The 2013 flu season will see new, more specialized flu vaccines offered to the public for the first time.

The 2013 flu season will see new, more specialized flu vaccines offered to the public for the first time.
While the standard three-strain vaccine will be the most commonly available option via injection, a new four-strain version has recently been introduced on the market.
This additional strain has been added due to its frequent occurrence in children.
The four-strain variant will be most readily available in nasal spray form, called FluMist Quadrivalent, which has replaced the previous three-strain version in the marketplace.
The injectable version of the four-strain vaccine will be far more difficult to track down, said Melany Webster, a registered nurse and the immunization coordinator for the McPherson County Health Department.
"It only became available for order in January," Webster said, "and not enough has been produced for widespread sales."
The nasal spray variant is recommended only to people ranging in age from 2 to 49 who aren't pregnant.

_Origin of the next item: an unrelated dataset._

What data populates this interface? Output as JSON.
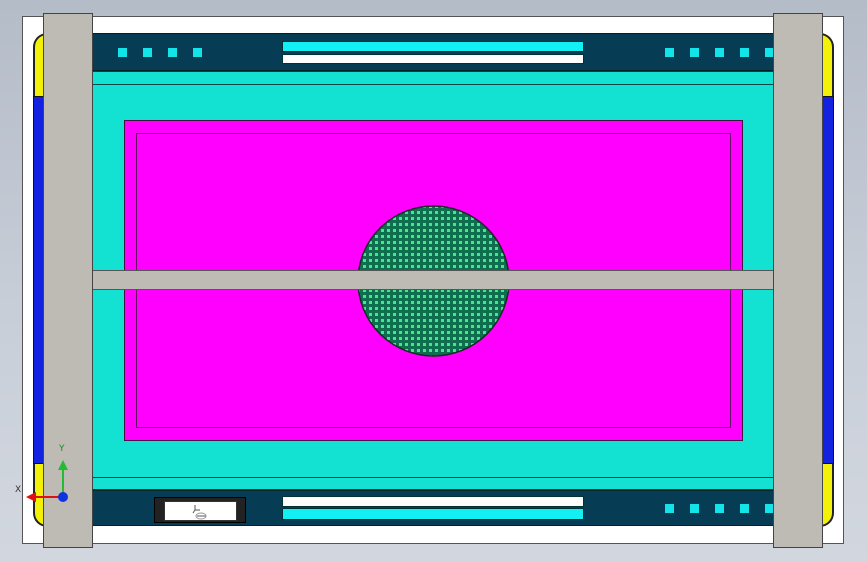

Seniors, however, have had the option of receiving Fluzone High-Dose.
Approved by the Food and Drug administration in 2009, Fluzone High-Dose is designed to more effectively stimulate the typically weaker immune systems of senior citizens through supplying a quadruple dose of the strains.
Clinical trials have shown a higher immune system response in seniors who've used Fluzone High-Dose, though its effectiveness in deterring the disease is not yet known. A study into its effectiveness is expected to be released in 2014 or 2015.
Even more options are coming out in the marketplace, including intradermal skin deep shots and variations produced specifically for those who suffer allergies to eggs.
With all these options, potential for consumer confusion about which product will best serve them is a possibility.
Reading about all the different variations makes the process seem confusing, said Dawn Eagle, a mother of four and owner of Precious Angels Daycare in McPherson.
"It's OK if kids end up getting the same protection," Eagle said, "and it sounds like a good, easier idea, but I won't use the four-strain myself until it's had a year to prove itself in the market."
In response, Webster said the process of making the flu vaccine doesn't change, except for the fact new virus strains are added on an annual basis.
"The process for making the vaccine has been the same for many, many years," Webster said. "They change out the viruses every year to keep the vaccine as current as it can be. The fact that it's tested effective regularly despite this constant change supports the validity of these new flu vaccines."
While the constant need to switch the flu strains in the vaccines can lead to fluctuations in vaccine effectiveness, recent studies by the Centers for Disease Control and Prevention have shown the vaccine reducing the risk of flu illness by about 60 percent among the overall population during the flu's most active seasons.
Webster said the injectable four-strain flu vaccine won't be available via the McPherson County Health Department this year. The new form will be available in the nasal spray.
"We will begin offering flu vaccines in the clinic on Oct. 1," Webster said, "and we will be doing outreach in places such as the county senior citizens' centers and senior housing, but anyone can come to any of these outreach events and get their flu shot."
The Health Department's pricing on flu immunizations has not been finalized yet. In 2012, the price was $25 per shot or inoculation.